    That’s because Daly’s son, 14-year-old Little John “LJ” Daly, rallied to capture an IJGT junior golf event over the weekend. The younger Daly birdied the first extra hole to win a five-person playoff at Harbour Town Golf Links, site of the PGA Tour’s RBC Heritage.

    Daly recently sat down for a Golf Channel podcast to describe what it’s like to cheer for his son and PNC Father-Son Challenge partner, share the unique challenge presented by the upcoming Diamond Resorts Invitational and reflect on some of the notable highs of a career that has now spanned more than 25 years.

    Sneds starts slowly in Masters invite bid

    By Will GrayDecember 14, 2017, 4:22 pm

    Brandt Snedeker flew halfway around the world in search of a Masters invite, but after one round of the Indonesian Masters it appears he'll likely return home empty-handed.
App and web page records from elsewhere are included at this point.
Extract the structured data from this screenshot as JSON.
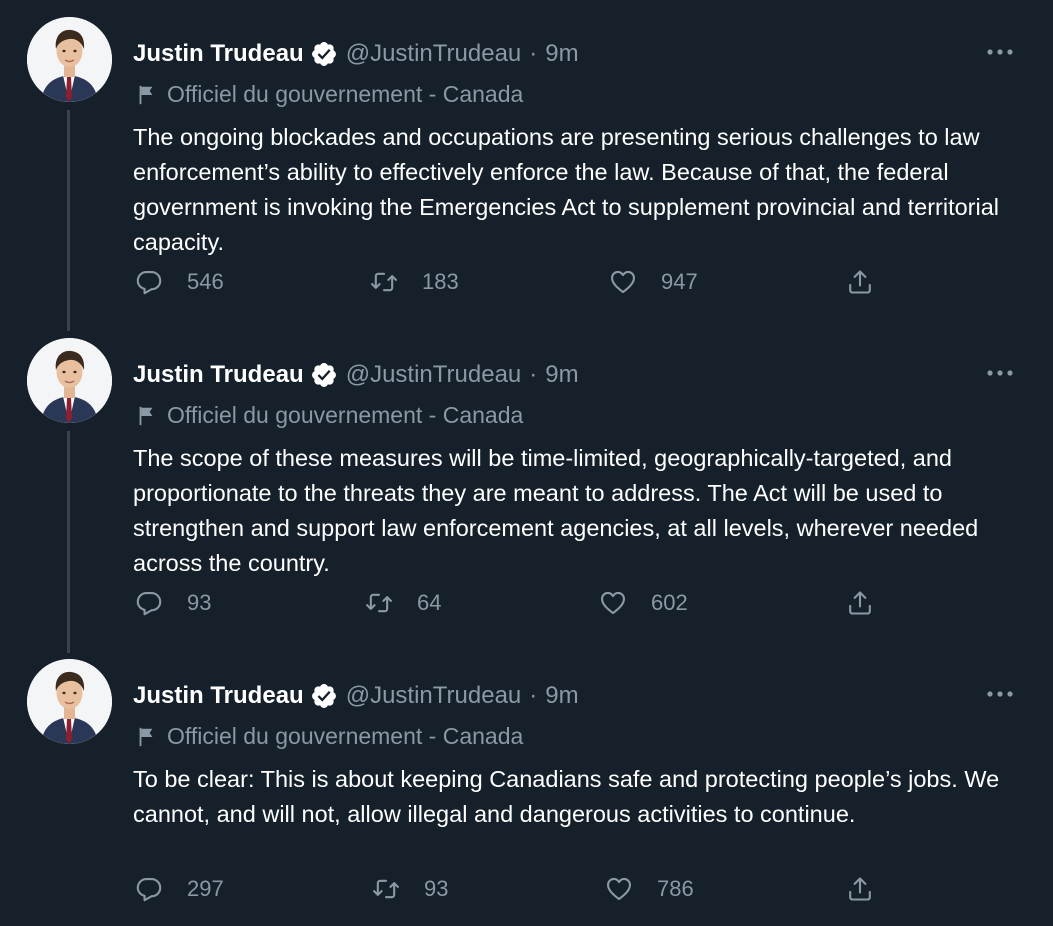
{
  "author": {
    "name": "Justin Trudeau",
    "handle": "@JustinTrudeau",
    "separator": "·",
    "label": "Officiel du gouvernement - Canada"
  },
  "tweets": [
    {
      "time": "9m",
      "text": "The ongoing blockades and occupations are presenting serious challenges to law enforcement’s ability to effectively enforce the law. Because of that, the federal government is invoking the Emergencies Act to supplement provincial and territorial capacity.",
      "replies": "546",
      "retweets": "183",
      "likes": "947"
    },
    {
      "time": "9m",
      "text": "The scope of these measures will be time-limited, geographically-targeted, and proportionate to the threats they are meant to address. The Act will be used to strengthen and support law enforcement agencies, at all levels, wherever needed across the country.",
      "replies": "93",
      "retweets": "64",
      "likes": "602"
    },
    {
      "time": "9m",
      "text": "To be clear: This is about keeping Canadians safe and protecting people’s jobs. We cannot, and will not, allow illegal and dangerous activities to continue.",
      "replies": "297",
      "retweets": "93",
      "likes": "786"
    }
  ],
  "colors": {
    "background": "#15202b",
    "text": "#ffffff",
    "muted": "#8b98a5",
    "thread_line": "#38444d"
  },
  "icons": {
    "reply": "reply-icon",
    "retweet": "retweet-icon",
    "like": "heart-icon",
    "share": "share-icon",
    "verified": "verified-badge-icon",
    "label": "flag-icon",
    "more": "more-icon"
  }
}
    Snedeker made only two birdies during his opening round in Indonesia, shooting an even-par 72 that left him in a tie for 77th and 10 shots behind leader Justin Rose. This is the final OWGR-rated event of 2017, and as a result it has drawn several notable entrants, including Snedeker, who hope to crack the top 50 in the world rankings by year's end to secure a trip to Augusta National.


    Full-field scores from the Indonesian Masters


    Snedeker started the year ranked No. 28, but after missing five months because of injury he entered the week ranked No. 51 and is projected to slip even further by the end of the month. As a result, he likely needs a top-3 finish in order to secure a return to the Masters, which he has missed only once since 2007.

    World No. 55 Dylan Frittelli also struggled, shooting a 4-over 76 in the opening round, while No. 56 Kiradech Aphibarnrat is tied for 14th at 4 under. Yusaku Miyazato, currently 58th in the world, is tied for ninth and five shots behind Rose.

    Should Snedeker and the other hopefuls fail to crack the top 50 by the end of the year, two paths to the Masters remain: win a full-point event on the PGA Tour in early 2018 or be inside the top 50 in the world rankings when the final cutoff is made on March 25.